_Work request_
Please copy out each line of the entries in which "cartão" appears.

** Data provided follows **

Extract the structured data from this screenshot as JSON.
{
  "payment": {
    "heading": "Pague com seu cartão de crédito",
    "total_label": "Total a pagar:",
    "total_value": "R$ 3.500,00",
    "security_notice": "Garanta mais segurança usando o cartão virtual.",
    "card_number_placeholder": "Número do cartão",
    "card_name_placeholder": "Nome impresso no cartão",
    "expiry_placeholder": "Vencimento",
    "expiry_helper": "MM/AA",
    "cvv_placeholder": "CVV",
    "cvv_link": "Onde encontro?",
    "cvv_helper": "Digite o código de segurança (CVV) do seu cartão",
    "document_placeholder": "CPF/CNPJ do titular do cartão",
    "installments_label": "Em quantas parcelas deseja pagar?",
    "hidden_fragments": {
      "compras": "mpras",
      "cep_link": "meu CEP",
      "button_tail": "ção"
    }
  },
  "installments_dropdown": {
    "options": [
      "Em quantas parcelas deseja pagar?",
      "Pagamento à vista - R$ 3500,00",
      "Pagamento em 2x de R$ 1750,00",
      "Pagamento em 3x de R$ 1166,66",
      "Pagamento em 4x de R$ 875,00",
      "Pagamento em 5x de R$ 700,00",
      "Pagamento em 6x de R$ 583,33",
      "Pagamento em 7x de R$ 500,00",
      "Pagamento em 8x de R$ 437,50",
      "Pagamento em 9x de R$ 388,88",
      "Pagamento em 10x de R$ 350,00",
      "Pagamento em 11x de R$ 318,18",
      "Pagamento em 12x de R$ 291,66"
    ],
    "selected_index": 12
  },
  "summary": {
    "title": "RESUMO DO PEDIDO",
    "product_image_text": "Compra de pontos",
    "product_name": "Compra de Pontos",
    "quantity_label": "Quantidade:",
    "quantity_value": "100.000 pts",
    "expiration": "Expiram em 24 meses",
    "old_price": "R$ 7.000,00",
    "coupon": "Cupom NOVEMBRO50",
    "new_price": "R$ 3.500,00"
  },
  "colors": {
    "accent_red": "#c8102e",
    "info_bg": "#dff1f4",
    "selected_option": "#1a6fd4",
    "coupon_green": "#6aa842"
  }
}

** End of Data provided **
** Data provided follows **

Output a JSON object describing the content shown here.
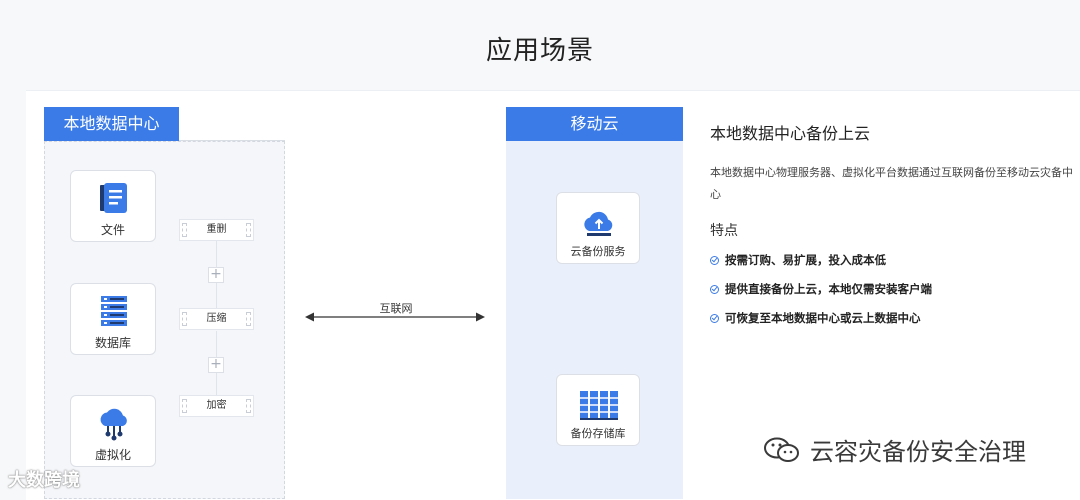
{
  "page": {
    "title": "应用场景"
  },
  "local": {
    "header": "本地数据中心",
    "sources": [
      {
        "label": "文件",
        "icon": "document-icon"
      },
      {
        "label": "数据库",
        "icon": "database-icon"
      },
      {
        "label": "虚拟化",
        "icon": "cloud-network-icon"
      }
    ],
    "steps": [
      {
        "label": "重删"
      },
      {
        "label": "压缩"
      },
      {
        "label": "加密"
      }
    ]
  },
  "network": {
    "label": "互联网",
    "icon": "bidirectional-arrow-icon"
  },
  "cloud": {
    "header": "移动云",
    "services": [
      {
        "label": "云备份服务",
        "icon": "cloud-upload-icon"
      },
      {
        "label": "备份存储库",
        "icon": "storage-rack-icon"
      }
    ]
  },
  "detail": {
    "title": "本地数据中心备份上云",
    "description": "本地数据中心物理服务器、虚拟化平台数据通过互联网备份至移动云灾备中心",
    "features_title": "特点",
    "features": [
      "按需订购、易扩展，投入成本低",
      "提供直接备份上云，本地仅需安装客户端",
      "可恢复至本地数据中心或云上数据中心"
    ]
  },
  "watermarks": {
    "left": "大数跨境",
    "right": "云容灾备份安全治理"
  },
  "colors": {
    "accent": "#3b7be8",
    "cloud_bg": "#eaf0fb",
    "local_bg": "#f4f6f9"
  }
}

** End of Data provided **

_Exercise result_
    "heading": "Pague com seu cartão de crédito",
    "security_notice": "Garanta mais segurança usando o cartão virtual.",
    "card_number_placeholder": "Número do cartão",
    "card_name_placeholder": "Nome impresso no cartão",
    "cvv_helper": "Digite o código de segurança (CVV) do seu cartão",
    "document_placeholder": "CPF/CNPJ do titular do cartão",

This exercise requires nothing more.